Data extracted from a collection:
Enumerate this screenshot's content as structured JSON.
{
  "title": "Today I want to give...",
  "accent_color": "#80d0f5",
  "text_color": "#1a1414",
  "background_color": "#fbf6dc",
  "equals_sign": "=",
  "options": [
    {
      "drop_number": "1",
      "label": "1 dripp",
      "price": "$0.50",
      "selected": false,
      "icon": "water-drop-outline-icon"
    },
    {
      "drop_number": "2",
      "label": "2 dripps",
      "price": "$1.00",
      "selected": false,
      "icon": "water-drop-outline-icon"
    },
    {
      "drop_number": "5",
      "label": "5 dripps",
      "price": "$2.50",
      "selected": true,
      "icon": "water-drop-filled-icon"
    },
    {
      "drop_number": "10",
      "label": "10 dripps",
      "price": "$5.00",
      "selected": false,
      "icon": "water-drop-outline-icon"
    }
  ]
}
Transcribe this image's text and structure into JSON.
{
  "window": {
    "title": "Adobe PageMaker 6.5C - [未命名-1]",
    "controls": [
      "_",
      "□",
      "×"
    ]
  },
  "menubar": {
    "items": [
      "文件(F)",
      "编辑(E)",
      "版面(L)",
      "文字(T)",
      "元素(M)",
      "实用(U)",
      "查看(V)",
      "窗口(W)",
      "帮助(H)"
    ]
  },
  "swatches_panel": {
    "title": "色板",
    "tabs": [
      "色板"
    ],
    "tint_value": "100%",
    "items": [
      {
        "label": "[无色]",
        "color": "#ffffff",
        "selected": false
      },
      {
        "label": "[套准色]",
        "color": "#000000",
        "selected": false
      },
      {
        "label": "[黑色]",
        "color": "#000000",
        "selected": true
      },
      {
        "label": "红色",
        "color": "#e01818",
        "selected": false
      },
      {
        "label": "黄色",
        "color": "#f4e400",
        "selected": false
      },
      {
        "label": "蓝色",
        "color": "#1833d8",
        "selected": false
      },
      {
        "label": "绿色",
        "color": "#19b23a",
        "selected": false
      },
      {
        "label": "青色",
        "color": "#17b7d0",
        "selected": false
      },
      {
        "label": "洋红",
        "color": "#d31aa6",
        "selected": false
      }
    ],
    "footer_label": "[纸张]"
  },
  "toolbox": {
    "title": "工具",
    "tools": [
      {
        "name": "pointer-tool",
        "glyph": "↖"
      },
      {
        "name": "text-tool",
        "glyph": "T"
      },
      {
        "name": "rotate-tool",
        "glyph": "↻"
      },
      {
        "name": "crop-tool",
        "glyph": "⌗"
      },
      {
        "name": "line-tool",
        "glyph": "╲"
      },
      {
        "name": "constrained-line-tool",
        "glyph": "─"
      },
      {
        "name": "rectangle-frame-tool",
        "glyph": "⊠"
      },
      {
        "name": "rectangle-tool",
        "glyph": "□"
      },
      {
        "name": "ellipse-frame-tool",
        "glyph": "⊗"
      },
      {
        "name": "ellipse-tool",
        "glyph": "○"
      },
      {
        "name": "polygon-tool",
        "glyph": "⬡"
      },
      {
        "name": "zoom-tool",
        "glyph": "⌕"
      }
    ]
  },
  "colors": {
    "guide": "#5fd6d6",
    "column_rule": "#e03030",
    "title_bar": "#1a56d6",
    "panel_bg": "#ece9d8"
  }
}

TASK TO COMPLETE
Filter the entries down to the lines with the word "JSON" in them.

THE COMPLETED TASK
Enumerate this screenshot's content as structured JSON.
Transcribe this image's text and structure into JSON.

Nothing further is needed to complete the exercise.